— Exercise details —
Among the records below, count the lines where "Windows" occurs, and report that total alone.

— Records provided —

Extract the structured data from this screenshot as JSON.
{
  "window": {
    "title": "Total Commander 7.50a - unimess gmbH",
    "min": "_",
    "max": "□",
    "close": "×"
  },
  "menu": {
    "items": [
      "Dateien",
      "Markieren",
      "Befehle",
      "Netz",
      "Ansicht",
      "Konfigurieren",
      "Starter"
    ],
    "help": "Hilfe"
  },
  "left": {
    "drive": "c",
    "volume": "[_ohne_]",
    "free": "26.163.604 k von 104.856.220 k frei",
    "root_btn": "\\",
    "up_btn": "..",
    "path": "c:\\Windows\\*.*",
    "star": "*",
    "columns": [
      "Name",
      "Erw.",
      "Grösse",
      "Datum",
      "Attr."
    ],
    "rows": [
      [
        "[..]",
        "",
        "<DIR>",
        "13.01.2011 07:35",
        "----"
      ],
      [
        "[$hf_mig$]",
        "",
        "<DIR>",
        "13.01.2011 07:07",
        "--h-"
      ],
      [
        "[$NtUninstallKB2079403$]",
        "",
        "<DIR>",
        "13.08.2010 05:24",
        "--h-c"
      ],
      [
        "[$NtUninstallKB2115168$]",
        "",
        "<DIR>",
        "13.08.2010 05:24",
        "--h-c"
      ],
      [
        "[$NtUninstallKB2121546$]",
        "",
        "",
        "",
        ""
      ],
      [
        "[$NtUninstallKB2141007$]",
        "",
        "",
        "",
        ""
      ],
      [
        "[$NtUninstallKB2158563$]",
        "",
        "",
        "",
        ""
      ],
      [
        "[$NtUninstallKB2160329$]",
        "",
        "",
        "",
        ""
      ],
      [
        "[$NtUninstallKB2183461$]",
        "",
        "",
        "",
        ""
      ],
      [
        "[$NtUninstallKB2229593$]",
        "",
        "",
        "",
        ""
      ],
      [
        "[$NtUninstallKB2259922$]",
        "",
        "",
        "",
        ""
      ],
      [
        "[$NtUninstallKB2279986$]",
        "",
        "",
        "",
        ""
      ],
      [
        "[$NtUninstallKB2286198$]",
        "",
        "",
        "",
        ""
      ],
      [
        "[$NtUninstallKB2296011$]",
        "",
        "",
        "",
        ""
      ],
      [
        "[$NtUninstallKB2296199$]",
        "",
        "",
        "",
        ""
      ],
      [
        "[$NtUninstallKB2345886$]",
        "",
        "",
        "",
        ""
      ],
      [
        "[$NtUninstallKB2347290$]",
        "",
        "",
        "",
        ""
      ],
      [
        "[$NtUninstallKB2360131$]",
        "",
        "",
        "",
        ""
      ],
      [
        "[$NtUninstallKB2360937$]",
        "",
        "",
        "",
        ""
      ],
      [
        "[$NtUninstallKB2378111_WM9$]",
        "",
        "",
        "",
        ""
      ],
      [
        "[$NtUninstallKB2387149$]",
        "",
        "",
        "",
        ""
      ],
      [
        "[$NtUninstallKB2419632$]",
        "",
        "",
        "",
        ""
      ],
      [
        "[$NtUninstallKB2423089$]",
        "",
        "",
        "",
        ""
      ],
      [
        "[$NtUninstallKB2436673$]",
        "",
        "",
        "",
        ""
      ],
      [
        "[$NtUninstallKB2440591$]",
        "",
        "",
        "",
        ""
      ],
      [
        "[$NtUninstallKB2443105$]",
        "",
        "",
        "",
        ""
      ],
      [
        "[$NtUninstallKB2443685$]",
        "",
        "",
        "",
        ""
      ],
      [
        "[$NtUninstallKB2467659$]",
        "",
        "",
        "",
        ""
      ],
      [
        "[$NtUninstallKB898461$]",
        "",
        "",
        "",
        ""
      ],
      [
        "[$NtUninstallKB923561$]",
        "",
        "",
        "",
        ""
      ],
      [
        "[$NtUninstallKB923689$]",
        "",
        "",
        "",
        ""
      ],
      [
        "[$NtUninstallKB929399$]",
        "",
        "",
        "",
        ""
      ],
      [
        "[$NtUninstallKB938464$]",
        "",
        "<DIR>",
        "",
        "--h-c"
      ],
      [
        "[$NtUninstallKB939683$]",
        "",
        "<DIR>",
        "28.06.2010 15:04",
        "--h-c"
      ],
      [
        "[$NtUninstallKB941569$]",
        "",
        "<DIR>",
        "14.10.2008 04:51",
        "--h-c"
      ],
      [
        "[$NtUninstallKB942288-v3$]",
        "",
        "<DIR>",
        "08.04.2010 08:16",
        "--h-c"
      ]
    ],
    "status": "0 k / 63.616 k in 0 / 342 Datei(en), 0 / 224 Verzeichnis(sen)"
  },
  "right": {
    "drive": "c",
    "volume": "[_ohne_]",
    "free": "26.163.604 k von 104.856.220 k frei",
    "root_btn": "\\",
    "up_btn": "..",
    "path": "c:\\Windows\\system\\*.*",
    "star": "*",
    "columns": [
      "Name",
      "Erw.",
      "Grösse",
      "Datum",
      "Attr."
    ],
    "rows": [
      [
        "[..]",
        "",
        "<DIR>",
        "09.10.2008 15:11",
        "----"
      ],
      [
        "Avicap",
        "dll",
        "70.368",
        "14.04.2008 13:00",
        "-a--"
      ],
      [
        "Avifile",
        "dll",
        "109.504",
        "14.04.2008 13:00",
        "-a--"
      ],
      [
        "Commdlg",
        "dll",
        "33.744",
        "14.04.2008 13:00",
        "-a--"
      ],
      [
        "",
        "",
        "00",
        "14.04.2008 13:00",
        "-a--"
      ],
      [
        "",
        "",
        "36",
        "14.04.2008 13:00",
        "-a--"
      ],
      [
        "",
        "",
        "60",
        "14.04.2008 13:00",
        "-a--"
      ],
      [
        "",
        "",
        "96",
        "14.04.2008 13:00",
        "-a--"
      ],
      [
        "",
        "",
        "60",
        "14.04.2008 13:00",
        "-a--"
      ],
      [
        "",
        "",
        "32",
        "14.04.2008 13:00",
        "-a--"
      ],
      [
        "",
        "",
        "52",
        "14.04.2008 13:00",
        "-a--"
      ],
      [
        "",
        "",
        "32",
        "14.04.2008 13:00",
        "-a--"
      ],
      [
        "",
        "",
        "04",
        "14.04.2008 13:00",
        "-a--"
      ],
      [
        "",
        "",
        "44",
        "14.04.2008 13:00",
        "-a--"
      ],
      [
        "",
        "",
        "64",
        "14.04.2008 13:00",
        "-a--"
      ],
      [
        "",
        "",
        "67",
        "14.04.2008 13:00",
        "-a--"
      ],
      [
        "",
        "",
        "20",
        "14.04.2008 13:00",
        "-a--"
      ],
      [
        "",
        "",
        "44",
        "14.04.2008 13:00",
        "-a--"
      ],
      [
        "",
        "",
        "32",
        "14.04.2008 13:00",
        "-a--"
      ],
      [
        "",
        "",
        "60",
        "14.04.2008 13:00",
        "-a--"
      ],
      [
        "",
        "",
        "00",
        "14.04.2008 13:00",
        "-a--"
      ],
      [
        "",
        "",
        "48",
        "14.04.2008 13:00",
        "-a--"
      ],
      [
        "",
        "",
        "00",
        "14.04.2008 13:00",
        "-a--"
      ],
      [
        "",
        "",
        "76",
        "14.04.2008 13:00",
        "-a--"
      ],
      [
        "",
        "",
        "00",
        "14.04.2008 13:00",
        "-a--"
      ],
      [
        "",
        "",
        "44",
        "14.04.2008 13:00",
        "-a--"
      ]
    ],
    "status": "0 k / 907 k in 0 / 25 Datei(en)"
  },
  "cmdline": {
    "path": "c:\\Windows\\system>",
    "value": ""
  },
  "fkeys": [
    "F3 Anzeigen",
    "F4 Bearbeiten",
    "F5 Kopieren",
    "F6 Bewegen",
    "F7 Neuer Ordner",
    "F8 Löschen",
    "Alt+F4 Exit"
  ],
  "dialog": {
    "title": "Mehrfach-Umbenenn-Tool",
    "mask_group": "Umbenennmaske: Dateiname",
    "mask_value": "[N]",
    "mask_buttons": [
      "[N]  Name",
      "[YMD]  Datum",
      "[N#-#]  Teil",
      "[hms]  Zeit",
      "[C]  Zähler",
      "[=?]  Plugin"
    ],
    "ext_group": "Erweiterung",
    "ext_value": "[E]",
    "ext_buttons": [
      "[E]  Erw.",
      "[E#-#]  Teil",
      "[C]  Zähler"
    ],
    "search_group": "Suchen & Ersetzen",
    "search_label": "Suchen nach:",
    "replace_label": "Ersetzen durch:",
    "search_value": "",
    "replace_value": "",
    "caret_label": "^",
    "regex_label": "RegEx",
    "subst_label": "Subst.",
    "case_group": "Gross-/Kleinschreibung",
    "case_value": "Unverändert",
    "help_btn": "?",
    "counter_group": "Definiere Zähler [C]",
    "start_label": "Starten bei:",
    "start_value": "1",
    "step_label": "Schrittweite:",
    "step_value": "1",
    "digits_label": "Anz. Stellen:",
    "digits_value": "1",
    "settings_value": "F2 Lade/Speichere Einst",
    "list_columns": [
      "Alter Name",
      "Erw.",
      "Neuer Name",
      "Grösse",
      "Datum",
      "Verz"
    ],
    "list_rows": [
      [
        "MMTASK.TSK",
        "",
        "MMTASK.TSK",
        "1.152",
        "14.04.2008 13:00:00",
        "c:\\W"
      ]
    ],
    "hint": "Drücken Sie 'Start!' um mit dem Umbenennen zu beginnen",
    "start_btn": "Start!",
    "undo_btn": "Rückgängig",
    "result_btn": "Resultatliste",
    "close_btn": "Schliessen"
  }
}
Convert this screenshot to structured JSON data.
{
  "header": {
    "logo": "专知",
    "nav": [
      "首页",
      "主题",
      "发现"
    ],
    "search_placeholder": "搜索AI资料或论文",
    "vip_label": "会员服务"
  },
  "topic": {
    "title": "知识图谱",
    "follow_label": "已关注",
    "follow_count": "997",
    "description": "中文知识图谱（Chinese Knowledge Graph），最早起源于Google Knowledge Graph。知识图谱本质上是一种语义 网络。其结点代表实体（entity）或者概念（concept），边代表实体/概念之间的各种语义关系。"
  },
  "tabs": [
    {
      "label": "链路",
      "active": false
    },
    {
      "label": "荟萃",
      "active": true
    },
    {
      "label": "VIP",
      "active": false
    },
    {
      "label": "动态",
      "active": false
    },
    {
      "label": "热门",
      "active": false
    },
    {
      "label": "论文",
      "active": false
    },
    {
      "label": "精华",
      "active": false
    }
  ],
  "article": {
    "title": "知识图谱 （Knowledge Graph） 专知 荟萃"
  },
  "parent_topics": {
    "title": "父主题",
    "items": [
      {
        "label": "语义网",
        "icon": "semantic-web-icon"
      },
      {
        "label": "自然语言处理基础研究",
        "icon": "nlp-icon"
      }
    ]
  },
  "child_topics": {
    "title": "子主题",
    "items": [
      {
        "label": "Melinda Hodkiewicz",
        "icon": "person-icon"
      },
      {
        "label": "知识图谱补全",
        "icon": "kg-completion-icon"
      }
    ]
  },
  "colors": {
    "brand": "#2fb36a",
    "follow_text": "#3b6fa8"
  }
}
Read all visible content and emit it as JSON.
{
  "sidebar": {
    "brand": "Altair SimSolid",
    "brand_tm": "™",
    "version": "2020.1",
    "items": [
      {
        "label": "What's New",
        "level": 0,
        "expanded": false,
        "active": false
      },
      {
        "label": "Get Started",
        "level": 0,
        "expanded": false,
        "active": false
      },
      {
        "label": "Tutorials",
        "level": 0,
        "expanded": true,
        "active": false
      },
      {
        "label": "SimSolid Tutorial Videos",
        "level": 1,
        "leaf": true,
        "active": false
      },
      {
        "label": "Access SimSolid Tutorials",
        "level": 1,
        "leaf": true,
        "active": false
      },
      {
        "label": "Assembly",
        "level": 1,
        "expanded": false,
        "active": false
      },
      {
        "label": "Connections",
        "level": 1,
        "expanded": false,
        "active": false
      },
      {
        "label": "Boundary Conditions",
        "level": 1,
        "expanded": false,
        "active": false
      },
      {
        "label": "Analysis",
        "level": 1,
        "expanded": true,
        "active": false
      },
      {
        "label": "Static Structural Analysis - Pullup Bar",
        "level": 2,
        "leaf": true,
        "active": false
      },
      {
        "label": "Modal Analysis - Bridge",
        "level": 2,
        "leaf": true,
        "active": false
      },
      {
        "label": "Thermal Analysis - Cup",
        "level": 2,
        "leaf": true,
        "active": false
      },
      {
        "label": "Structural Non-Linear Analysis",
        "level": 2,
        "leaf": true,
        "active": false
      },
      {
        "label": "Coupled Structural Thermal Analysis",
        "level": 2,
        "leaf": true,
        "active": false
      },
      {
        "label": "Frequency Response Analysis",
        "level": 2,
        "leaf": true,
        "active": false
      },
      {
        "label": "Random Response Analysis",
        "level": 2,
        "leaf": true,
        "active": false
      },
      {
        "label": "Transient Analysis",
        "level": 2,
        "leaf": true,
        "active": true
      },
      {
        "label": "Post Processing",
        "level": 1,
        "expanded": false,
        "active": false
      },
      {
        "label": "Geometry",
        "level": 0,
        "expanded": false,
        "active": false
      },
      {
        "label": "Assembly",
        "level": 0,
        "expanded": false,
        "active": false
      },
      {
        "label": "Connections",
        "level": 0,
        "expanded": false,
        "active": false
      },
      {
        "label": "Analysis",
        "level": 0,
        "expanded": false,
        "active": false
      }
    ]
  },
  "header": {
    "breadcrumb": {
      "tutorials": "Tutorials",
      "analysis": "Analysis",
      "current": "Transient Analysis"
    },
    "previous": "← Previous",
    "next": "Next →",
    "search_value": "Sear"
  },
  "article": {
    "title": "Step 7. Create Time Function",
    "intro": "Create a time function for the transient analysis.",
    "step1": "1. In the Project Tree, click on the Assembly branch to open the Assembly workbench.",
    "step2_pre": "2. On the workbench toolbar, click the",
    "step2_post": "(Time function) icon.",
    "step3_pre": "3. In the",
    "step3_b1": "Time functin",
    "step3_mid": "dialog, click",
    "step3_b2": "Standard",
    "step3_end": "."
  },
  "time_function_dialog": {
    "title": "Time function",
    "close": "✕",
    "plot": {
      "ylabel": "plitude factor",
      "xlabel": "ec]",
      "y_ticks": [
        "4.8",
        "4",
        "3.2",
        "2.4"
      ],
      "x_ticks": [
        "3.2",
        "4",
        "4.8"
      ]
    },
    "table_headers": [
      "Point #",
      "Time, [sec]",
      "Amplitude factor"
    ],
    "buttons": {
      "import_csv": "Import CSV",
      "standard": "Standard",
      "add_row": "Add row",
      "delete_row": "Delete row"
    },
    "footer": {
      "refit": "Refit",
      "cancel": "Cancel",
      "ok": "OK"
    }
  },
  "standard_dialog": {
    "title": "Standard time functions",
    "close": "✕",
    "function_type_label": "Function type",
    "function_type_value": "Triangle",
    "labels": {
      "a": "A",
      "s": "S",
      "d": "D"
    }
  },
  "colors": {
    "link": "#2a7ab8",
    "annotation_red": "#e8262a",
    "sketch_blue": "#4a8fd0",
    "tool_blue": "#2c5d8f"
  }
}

— Exercise response —
3